Buy instant access to cite pages or passages in MLA, APA and Chicago citation styles.

(Einhorn, 1992, p. 25)

(Einhorn 25)

1. Lois J. Einhorn, Abraham Lincoln, the Orator: Penetrating the Lincoln Legend (Westport, CT: Greenwood Press, 1992), 25, http://www.questia.com/read/27419298.

Cited article

Where Next? as the Dust Settles, It Has Become Apparent That Egypt's "Youth Revolution", as It Is Now Popularly Called, Is Just the First Stage towards the Full Economic and Political Emancipation of the Egyptian People. but Will the Revolutionary Winds Blow South across the Sahara? from Cairo, Gamel Nkrumah Reports That It Is Unlikely That the Winds Will Cross the Sahara and Explains Why Egypt Was Ripe for a Revolution
Settings

Settings

Typeface
Text size Smaller Larger Reset View mode
Search within

Search within this article

Look up

Look up a word

  • Dictionary
  • Thesaurus
Please submit a word or phrase above.
Print this page

Print this page

Why can't I print more than one page at a time?

Help
Full screen

matching results for page

    Questia reader help

    How to highlight and cite specific passages

    1. Click or tap the first word you want to select.
    2. Click or tap the last word you want to select, and you’ll see everything in between get selected.
    3. You’ll then get a menu of options like creating a highlight or a citation from that passage of text.

    OK, got it!

    Cited passage

    Style
    Citations are available only to our active members.
    Buy instant access to cite pages or passages in MLA, APA and Chicago citation styles.

    "Portraying himself as an honest, ordinary person helped Lincoln identify with his audiences." (Einhorn, 1992, p. 25).

    "Portraying himself as an honest, ordinary person helped Lincoln identify with his audiences." (Einhorn 25)

    "Portraying himself as an honest, ordinary person helped Lincoln identify with his audiences."1

    1. Lois J. Einhorn, Abraham Lincoln, the Orator: Penetrating the Lincoln Legend (Westport, CT: Greenwood Press, 1992), 25, http://www.questia.com/read/27419298.

    Cited passage

    Thanks for trying Questia!

    Please continue trying out our research tools, but please note, full functionality is available only to our active members.

    Your work will be lost once you leave this Web page.

    Buy instant access to save your work.

    Already a member?
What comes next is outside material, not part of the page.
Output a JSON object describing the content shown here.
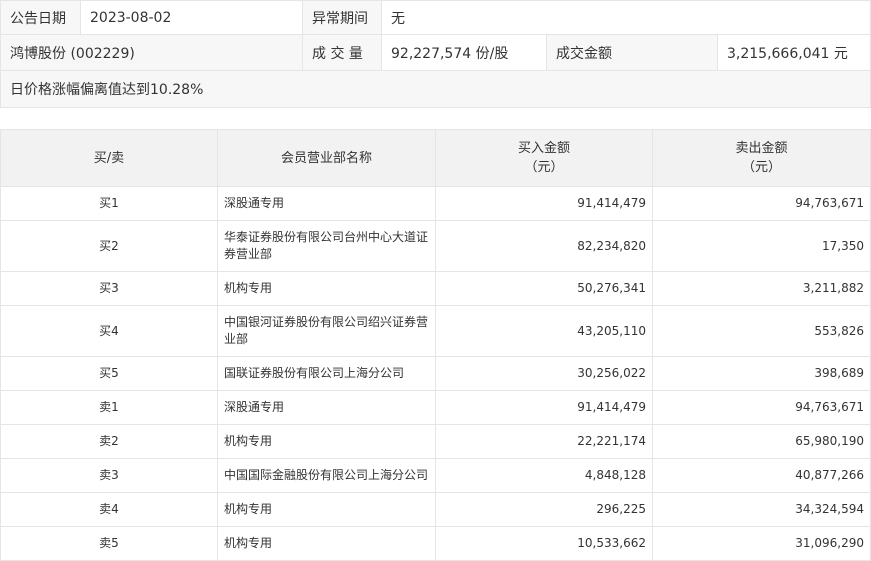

Log in now.

    Author Advanced search

    Oops!

    An unknown error has occurred. Please click the button below to reload the page. If the problem persists, please try again in a little while.